The new findings, in a study funded by the National Institutes of Health, come from David Kornack, assistant professor of neurobiology and anatomy at the University of Rochester, and his former adviser, neuroscience pioneer Pasko Rakic of Yale.
"As a neuroscientist, oftentimes the first question I'm asked when I meet someone is, 'How can I get more brain cells?' I'm as interested in the question as everyone else," says Kornack. "It's now apparent that although some parts of the primate brain do acquire new neurons in adulthood, the neocortex is not among these regions."
For decades, scientists believed that adult humans and other primates such as monkeys are born pretty much with all the nerve cells, or neurons, in the brain that they'll ever have. However, in the last few years, several scientists equipped with new imaging techniques have reported growth of new neurons in adult primates like monkeys and humans in certain older parts of the brain, such as the hippocampus, which is key to memory, and the olfactory bulb, which is important for smell.
Two years ago, the idea took a giant step forward when researchers reported new neurons growing in the neocortex of adult monkeys. The neocortex - the wrinkled, outer layer of the brain - is the most evolved part of the brain, controlling our most sophisticated behaviors such as language and planning.
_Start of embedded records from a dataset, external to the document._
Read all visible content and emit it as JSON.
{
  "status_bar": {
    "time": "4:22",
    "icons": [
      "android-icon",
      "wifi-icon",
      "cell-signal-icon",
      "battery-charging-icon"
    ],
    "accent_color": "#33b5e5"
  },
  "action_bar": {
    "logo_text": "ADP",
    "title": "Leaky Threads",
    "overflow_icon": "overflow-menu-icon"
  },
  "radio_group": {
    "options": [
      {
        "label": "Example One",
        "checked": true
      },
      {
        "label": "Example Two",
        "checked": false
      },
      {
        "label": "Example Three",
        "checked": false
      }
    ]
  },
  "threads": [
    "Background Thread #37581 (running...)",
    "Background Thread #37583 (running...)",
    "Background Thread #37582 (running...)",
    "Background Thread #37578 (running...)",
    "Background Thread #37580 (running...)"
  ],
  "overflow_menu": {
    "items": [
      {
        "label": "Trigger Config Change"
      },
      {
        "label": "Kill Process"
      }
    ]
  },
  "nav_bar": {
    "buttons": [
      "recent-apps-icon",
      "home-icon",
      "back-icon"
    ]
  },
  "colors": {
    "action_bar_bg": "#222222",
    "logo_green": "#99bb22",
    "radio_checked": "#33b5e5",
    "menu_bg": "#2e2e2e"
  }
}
The birth of new neurons in that part of the brain could have vast implications for human health and for understanding how the neocortex performs its sophisticated duties.
However, in the study published this week in Science, Rakic and Kornack used the most sophisticated cell analysis techniques available and found no new neurons in the neocortex of adult monkeys, despite painstaking analysis of thousands of new cells in the neocortex.
The team used two separate molecular markers to key in on candidates for new neurons, then used laser-based confocal microscopy to look closely at every candidate. They found that oftentimes a cell seemed to carry both signals, flagging it as a newly created neuron, but that when the team looked closely, the "new neuron" turned out to be two separate cells, usually one "old" neuron and one newly created cell of a different type, such as a glial cell.
The pair did find new neurons in the hippocampus and the olfactory bulb. And they did find new cells of other types, such as glial cells, in the neocortex. But the pair, who comprised one of the first teams of scientists to discover that new neurons can be made in the hippocampus of adult primates, did not detect a single new neuron in the neocortex, an idea which caused much excitement among neuroscientists two years ago.
One upshot of the new findings, Kornack says, is that scientists should look to mechanisms besides neurogenesis to understand the workings of the neocortex, such as how we learn and store memories over a lifetime. The work could also affect the development of therapies that use adult stem cells to replace neurons lost to brain injury or neurodegenerative diseases like Parkinson's or Alzheimer's.
"If we can find out what allows stem cells in those few restricted brain regions to continue producing neurons into adulthood, perhaps we can mimic that magic in other areas of the brain - such as the neocortex - that can suffer neuronal loss but don't normally make neurons," says Kornack, who left Yale to join the University of Rochester faculty last year. He is part of the University's Center for Aging and Developmental Biology.